Adopt a healthy diet rich in nutrients, low in processed foods, and high in antioxidants.
Exercise regularly to improve cardiovascular health, build muscle mass, and reduce inflammation. Aim for at least 30 minutes of moderate-intensity exercise, such as brisk walking, every day.
Get enough quality sleep to promote cellular repair and rejuvenation. Aim for 7-8 hours of sleep each night and establish a consistent sleep schedule.
Manage stress levels. Chronic stress can contribute to age-related diseases and accelerate the aging process. Incorporate stress management techniques into your daily routine, such as meditation, deep breathing, or yoga.
Avoid smoking and limit alcohol consumption.
Take advantage of modern technology, such as wearable devices, to track health metrics and make informed lifestyle choices.
Invest in regular health screenings and monitoring, such as annual physicals and blood tests.
Consider taking supplements that support healthy aging, such as vitamins, minerals, and probiotics.
Engage in regular social activities to promote mental and emotional well-being.
Stay informed and up-to-date with the latest developments in longevity medicine and research.
Senolytic Therapy: A Promising Approach to Longevity Medicine
Senolytic therapy is a cutting-edge approach to longevity medicine that targets and eliminates senescent cells, which are cells that have stopped dividing and can contribute to aging and age-related diseases. These cells can release harmful substances that cause inflammation and oxidative stress, leading to the breakdown of healthy cells and tissues over time. By removing these cells, it may be possible to slow down the aging process and reduce the risk of age-related diseases.

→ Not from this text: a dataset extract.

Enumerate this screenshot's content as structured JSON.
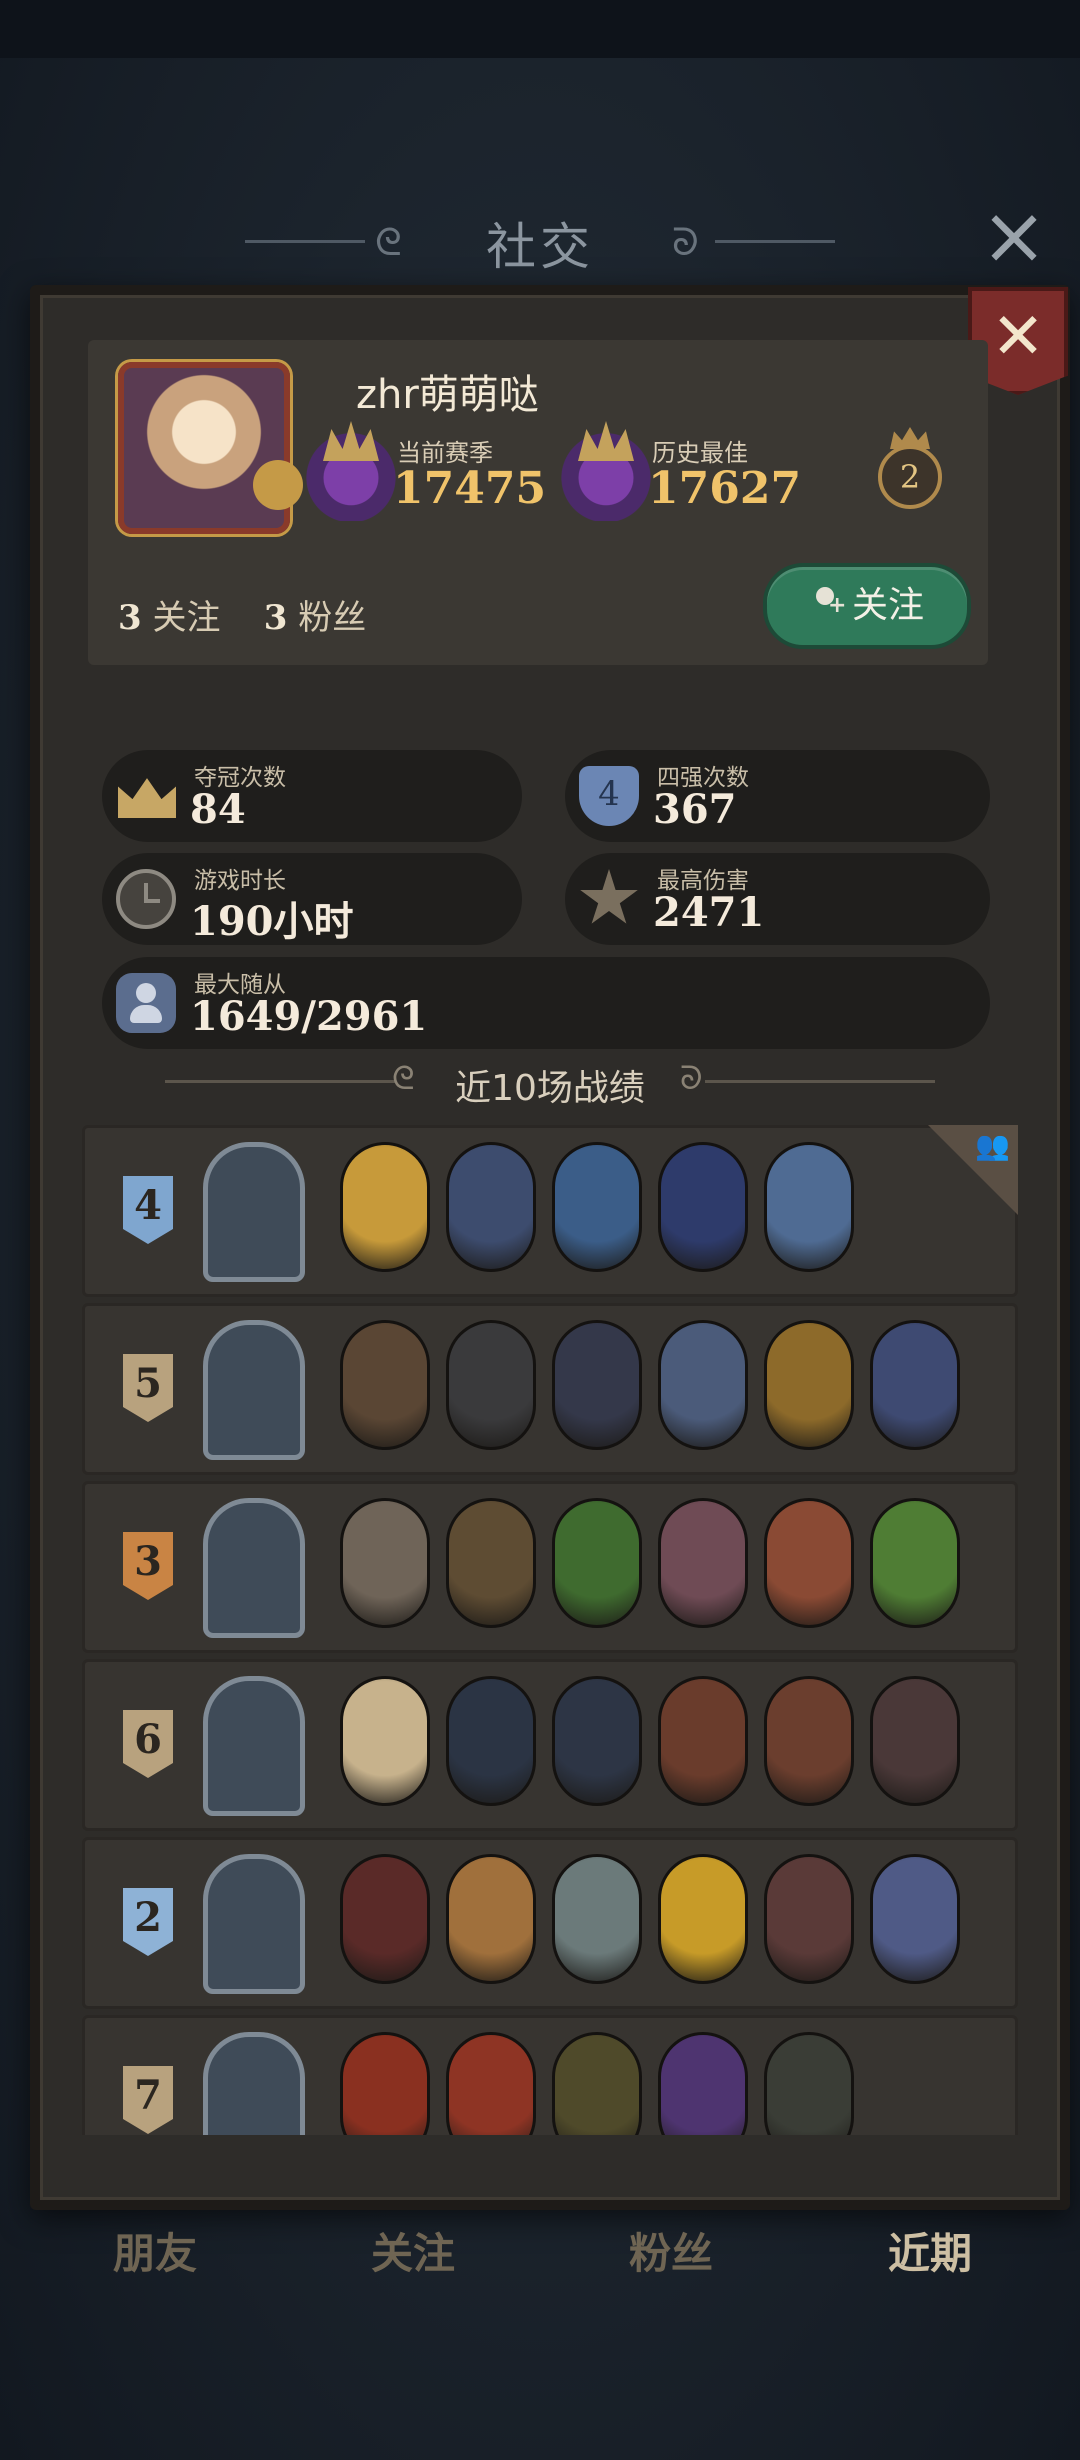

One study published in the journal Aging found that senolytic therapy reduced the number of senescent cells in mice and improved their physical function and cardiovascular health (1). Another study published in the journal Nature Communications found that senolytic therapy improved heart function, increased lifespan, and reduced age-related diseases in mice (2). These results are encouraging, but more research is needed to determine the full benefits and safety of senolytic therapy in humans.
Longevity medicine is a rapidly growing field that is reshaping the way we approach healthcare. By focusing on proactive care and other techniques, such as the elimination of senescent cells through senolytic therapy, it may be possible to slow down the aging process and reduce the risk of age-related diseases. While more research is needed, the results so far are promising and indicate that longevity medicine has the potential to revolutionize the way we think about healthcare and aging.
Baker, D. J., Wijshake, T., Tchkonia, T., LeBrasseur, N. K., Childs, B. G., van de Sluis, B., ... & van Deursen, J. M. (2011). Clearance of p16Ink4a-positive senescent cells delays ageing-associated disorders. Nature, 479(7372), 232-236.
Zhang, B., Wang, X., Massa, V., Wijeratne, H. S. K., McDonald, M. J., Davey, M. G., ... & El Chamy, L. (2019). Senolytic drugs eliminate senescent cells, improve healthspan, and extend lifespan. Nature Communications, 10(1), 1-11.